* [PROVIDED DATA]:
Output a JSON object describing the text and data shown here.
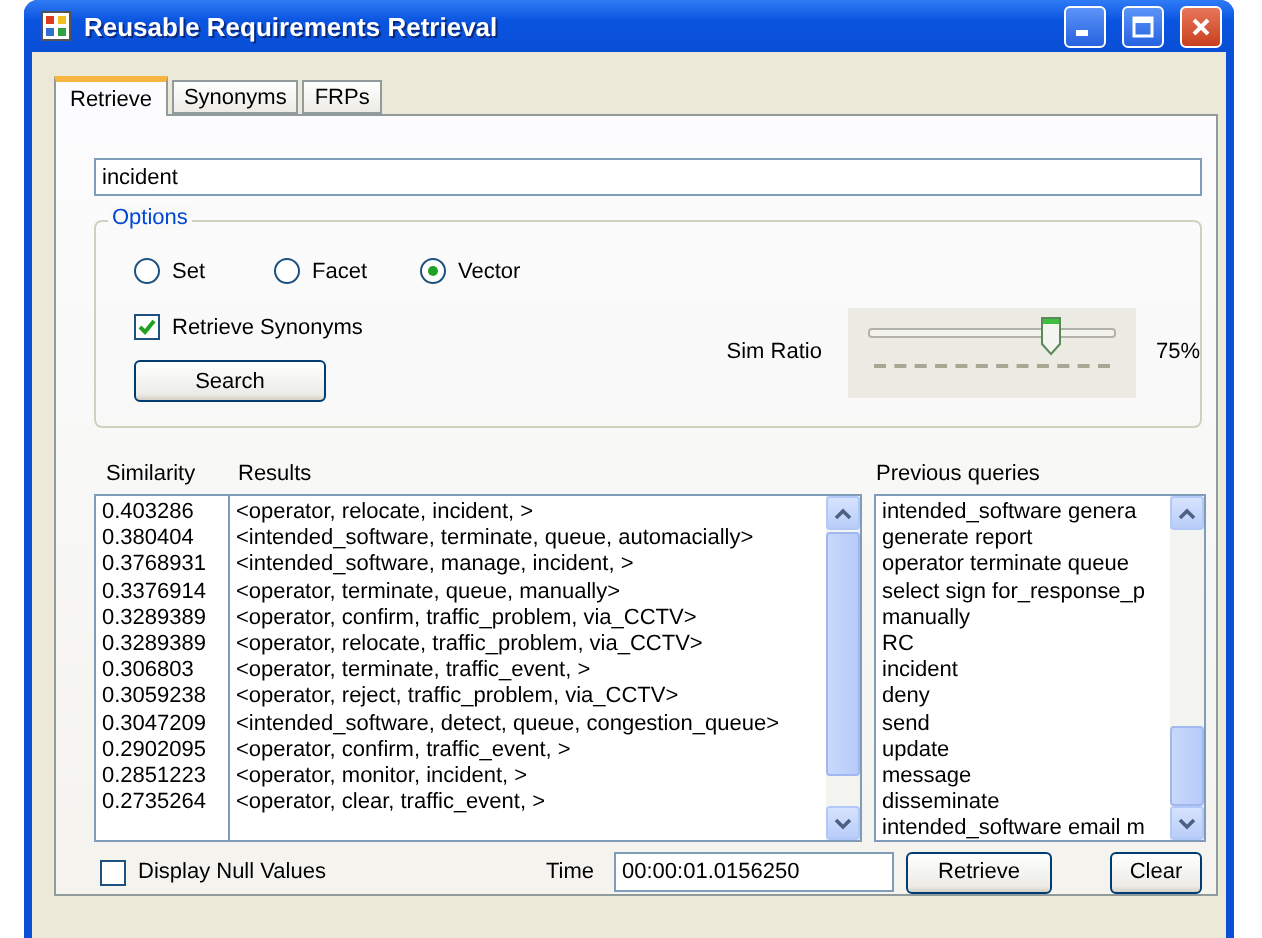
{
  "window": {
    "title": "Reusable Requirements Retrieval"
  },
  "tabs": [
    {
      "label": "Retrieve",
      "selected": true
    },
    {
      "label": "Synonyms",
      "selected": false
    },
    {
      "label": "FRPs",
      "selected": false
    }
  ],
  "query": {
    "value": "incident"
  },
  "options": {
    "title": "Options",
    "modes": [
      {
        "label": "Set",
        "selected": false
      },
      {
        "label": "Facet",
        "selected": false
      },
      {
        "label": "Vector",
        "selected": true
      }
    ],
    "retrieve_synonyms": {
      "label": "Retrieve Synonyms",
      "checked": true
    },
    "sim_ratio": {
      "label": "Sim Ratio",
      "level": 0.75,
      "reading": "75%"
    },
    "search_button": "Search"
  },
  "results": {
    "columns": [
      "Similarity",
      "Results"
    ],
    "rows": [
      {
        "similarity": "0.403286",
        "result": "<operator, relocate, incident, >"
      },
      {
        "similarity": "0.380404",
        "result": "<intended_software, terminate, queue, automacially>"
      },
      {
        "similarity": "0.3768931",
        "result": "<intended_software, manage, incident, >"
      },
      {
        "similarity": "0.3376914",
        "result": "<operator, terminate, queue, manually>"
      },
      {
        "similarity": "0.3289389",
        "result": "<operator, confirm, traffic_problem, via_CCTV>"
      },
      {
        "similarity": "0.3289389",
        "result": "<operator, relocate, traffic_problem, via_CCTV>"
      },
      {
        "similarity": "0.306803",
        "result": "<operator, terminate, traffic_event, >"
      },
      {
        "similarity": "0.3059238",
        "result": "<operator, reject, traffic_problem, via_CCTV>"
      },
      {
        "similarity": "0.3047209",
        "result": "<intended_software, detect, queue, congestion_queue>"
      },
      {
        "similarity": "0.2902095",
        "result": "<operator, confirm, traffic_event, >"
      },
      {
        "similarity": "0.2851223",
        "result": "<operator, monitor, incident, >"
      },
      {
        "similarity": "0.2735264",
        "result": "<operator, clear, traffic_event, >"
      }
    ]
  },
  "previous_queries": {
    "title": "Previous queries",
    "items": [
      "intended_software genera",
      "generate report",
      "operator terminate queue",
      "select sign for_response_p",
      "manually",
      "RC",
      "incident",
      "deny",
      "send",
      "update",
      "message",
      "disseminate",
      "intended_software email m"
    ]
  },
  "display_null": {
    "label": "Display Null Values",
    "checked": false
  },
  "time": {
    "label": "Time",
    "value": "00:00:01.0156250"
  },
  "buttons": [
    "Retrieve",
    "Clear"
  ]
}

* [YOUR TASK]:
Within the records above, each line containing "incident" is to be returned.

* [SOLUTION]:
    "value": "incident"
        "result": "<operator, relocate, incident, >"
        "result": "<intended_software, manage, incident, >"
        "result": "<operator, monitor, incident, >"
      "incident",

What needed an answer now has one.